The judiciary is regulated by a complicated system which only the Bar and the Bench can decipher. They are governed by Victorian values and jurisprudence, of which the spokesmen are Denning and Macaulay through the great codes of civil and criminal procedure, prison law and the system of the police force borrowed from Britain.
If you want to change the system in favour of the majority which is below the lachrymal line, we have to have a few things as a priority from Macaulay to Mahatma. The Code of Civil Procedure and the Criminal Procedure Code must be repealed without any mercy or tears. Fresh codes that are dialectic and dynamic, accountable and accessible to the people must be enacted. This cannot be done by legislators who are amenable to the power of wealth but radicals who are eligible to vote in a new equalitarian methodology.
India needs a National Commission with its dominant element composed of the Scheduled Castes and the Scheduled Tribes and the weaker sections, versus the rich and the mighty. Will this ever happen? Even V.I. Lenin’s Soviet Union has undergone mighty change. The new world order is the despair of the masses. The challenge before India is how non-violently the transformation that is contemplated in the Preamble to the Constitution can be worked out.
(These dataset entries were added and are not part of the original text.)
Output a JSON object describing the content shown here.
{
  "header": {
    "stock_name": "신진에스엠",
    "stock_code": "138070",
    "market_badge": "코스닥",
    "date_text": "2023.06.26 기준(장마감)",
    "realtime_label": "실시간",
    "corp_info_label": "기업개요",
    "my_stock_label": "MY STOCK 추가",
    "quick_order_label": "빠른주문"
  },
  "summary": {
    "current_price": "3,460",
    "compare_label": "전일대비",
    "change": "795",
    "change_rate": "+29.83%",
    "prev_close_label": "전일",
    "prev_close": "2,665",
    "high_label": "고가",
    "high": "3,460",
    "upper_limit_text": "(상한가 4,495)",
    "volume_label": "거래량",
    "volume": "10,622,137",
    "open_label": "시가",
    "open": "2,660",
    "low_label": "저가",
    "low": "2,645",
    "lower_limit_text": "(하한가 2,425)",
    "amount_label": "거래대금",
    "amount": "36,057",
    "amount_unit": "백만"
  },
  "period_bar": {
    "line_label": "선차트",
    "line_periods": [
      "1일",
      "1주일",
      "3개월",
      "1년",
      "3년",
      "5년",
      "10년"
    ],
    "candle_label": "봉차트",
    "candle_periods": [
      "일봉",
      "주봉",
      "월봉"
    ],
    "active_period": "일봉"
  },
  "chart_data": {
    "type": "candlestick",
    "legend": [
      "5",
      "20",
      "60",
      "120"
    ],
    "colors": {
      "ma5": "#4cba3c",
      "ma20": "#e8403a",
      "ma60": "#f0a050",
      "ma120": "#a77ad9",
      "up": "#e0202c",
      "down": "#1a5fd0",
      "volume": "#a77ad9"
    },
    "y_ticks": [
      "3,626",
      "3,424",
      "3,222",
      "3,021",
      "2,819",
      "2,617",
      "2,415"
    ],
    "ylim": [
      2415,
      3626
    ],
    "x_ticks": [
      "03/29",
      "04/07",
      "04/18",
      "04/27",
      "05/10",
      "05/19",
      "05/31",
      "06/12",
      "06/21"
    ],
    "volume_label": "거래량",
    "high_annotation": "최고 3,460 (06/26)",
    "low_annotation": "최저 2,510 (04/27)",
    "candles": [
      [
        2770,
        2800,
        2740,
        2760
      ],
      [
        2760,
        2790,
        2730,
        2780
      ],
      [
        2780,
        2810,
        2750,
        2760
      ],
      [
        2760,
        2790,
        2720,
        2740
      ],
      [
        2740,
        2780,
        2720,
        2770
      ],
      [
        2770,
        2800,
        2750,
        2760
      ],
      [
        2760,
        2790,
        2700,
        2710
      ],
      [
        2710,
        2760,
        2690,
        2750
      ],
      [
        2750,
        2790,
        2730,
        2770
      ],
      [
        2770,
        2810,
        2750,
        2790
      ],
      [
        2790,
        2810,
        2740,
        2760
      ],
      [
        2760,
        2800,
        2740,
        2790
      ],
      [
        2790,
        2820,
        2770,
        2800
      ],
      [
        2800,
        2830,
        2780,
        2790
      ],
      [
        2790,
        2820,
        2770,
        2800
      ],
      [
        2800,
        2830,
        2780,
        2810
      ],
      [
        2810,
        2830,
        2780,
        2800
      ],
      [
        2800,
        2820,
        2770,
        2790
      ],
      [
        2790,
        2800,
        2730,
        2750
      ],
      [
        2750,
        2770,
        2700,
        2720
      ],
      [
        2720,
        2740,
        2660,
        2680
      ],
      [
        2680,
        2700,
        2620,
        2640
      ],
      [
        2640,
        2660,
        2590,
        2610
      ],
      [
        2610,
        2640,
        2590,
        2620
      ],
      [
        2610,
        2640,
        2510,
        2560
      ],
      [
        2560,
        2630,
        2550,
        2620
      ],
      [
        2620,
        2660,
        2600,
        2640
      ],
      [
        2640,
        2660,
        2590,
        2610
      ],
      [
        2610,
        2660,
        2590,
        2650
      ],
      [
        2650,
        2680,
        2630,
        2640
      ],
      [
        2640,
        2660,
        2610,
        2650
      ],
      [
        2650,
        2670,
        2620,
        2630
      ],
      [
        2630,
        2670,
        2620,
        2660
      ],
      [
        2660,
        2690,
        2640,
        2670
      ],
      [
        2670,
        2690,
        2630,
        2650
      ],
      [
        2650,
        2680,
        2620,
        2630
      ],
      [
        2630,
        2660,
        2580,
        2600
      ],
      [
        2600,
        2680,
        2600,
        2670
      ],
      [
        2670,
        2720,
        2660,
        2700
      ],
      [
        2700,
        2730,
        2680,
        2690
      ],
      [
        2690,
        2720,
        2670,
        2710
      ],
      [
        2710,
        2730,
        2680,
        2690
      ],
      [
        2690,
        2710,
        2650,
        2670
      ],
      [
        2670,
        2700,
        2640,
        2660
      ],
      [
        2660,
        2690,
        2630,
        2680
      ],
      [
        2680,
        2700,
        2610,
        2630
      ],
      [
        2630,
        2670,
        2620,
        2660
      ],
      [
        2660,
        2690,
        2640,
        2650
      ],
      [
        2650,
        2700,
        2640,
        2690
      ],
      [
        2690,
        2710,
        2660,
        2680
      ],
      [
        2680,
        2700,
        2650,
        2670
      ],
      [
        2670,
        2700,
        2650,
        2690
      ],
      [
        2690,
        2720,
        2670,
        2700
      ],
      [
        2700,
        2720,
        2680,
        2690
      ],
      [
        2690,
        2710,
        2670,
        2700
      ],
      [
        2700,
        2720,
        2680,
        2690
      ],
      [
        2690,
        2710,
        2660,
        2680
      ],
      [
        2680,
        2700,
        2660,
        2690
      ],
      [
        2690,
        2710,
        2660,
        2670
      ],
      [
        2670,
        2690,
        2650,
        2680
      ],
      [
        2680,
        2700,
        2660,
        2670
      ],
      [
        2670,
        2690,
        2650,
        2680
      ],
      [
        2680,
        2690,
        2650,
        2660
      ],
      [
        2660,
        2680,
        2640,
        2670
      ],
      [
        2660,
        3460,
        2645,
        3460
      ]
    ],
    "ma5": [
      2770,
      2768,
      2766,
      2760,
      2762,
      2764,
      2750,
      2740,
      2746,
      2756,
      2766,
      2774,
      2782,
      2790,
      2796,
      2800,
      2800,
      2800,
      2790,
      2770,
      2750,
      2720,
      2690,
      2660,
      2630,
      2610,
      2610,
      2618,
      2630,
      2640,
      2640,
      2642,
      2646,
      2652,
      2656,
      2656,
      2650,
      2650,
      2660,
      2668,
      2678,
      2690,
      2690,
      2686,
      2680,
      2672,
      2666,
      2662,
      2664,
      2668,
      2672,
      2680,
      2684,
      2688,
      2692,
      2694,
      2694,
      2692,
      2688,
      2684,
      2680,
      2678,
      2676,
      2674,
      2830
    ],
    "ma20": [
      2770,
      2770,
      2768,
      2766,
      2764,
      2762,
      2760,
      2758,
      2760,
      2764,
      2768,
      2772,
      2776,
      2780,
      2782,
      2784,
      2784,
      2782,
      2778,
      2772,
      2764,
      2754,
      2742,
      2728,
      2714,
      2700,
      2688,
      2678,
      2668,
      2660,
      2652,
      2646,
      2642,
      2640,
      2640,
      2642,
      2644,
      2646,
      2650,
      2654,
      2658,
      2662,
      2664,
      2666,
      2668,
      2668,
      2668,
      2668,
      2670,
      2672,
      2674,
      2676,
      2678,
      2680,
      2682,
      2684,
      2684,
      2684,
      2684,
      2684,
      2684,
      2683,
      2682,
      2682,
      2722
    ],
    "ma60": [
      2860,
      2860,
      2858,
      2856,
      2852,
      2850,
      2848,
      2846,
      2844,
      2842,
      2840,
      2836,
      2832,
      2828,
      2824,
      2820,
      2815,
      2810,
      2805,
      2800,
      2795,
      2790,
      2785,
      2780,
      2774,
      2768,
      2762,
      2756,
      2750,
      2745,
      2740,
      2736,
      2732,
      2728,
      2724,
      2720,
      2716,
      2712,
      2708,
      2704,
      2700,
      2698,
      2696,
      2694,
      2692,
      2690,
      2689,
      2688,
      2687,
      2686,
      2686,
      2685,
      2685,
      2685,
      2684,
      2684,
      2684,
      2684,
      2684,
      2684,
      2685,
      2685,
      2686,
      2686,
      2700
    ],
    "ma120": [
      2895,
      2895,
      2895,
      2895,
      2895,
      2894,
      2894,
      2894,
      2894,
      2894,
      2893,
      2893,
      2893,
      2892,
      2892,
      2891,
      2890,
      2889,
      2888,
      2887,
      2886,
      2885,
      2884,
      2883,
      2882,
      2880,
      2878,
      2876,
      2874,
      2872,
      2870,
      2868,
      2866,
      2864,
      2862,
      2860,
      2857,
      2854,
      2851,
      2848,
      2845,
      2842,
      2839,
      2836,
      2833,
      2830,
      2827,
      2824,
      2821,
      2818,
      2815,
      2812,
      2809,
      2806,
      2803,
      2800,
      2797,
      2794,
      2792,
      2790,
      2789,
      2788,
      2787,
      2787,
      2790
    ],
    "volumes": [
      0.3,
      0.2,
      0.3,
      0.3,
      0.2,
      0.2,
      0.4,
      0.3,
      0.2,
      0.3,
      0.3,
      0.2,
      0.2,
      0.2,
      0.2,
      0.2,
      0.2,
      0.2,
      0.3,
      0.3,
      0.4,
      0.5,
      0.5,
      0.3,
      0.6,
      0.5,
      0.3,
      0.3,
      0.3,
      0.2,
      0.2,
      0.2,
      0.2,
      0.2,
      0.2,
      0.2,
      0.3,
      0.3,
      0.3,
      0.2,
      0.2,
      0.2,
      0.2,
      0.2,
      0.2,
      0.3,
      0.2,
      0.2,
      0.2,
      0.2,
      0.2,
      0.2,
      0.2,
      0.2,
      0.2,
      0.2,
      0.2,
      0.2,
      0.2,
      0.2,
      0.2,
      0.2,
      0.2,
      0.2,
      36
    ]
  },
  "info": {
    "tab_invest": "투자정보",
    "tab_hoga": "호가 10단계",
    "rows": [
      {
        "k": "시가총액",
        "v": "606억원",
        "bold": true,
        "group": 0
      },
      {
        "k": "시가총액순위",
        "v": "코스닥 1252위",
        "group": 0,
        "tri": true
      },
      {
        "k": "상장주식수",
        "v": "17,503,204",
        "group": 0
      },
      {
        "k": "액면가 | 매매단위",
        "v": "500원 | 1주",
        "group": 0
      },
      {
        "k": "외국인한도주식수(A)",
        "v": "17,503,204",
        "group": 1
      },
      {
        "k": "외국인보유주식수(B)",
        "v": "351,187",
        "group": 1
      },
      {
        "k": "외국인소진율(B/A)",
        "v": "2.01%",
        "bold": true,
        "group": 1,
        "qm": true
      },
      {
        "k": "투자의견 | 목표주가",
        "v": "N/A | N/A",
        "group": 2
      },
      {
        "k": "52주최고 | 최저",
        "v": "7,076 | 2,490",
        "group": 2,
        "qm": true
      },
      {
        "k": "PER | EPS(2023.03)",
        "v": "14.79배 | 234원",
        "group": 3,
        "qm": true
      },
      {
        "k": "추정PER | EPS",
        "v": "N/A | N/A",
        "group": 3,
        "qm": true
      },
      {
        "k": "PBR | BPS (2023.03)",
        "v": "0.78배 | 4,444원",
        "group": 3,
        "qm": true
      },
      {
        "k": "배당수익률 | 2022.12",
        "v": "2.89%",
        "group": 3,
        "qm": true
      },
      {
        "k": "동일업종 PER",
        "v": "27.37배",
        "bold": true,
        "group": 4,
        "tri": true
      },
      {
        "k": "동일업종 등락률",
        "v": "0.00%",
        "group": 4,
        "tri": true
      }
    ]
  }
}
Today the robed brethren of the judiciary or the religions are untouchable and unapproachable. Justice, justices and justicing need to be radicalised. The justice system should be such that the common man, the worker, the peasants and the social activist will be able to argue before them. Justices should uphold a socialist secular democratic order and strike down every law that strikes a different note. The language of the law should be made simple, lucid and understandable enough for the common man.
A universally accessible democratic system that can deliver justice in an inexpensive manner and can ensure early finality is the desideratum. The Bench and the Bar shall be the representatives of the Indian people. The Scheduled Castes and the Scheduled Tribes, the have-nots and the humble, belong to humanity too. The principle of injustice crucified an innocent Christ and shot the Mahatma whose principle was truth, non-violence and settlement of disputes on fair terms. That half-naked fakir representing half-starved Indian humans gave us golden principles of jurisprudence that demand a re-orientation and transformation of the foundations of the social philosophy of every human sector and every mercenary profession which today thrive on money-making and jettison morals and humanism.
So, even our religions must be subject to a revolutionary change in faith and radical fraternity and comradeship. This combination of materialism and spirituality must be the new message and Preamble of 21st century India. The task of the new statesman emerging from the new generation must be to implement peace and friendship among all nations, making Article 51 of the Constitution a national essential of international relationship.
This was indeed the first principle and the last plea of the Mahatma, who spoke with burning faith that god is truth, nay more. Truths that are scientifically established and spiritually realised constitute god. We must have the courage to write the obituary of Victorian-vintage jurisprudence and recreate and catalyse a new dynamic jurisprudence which will reverse the present law of India.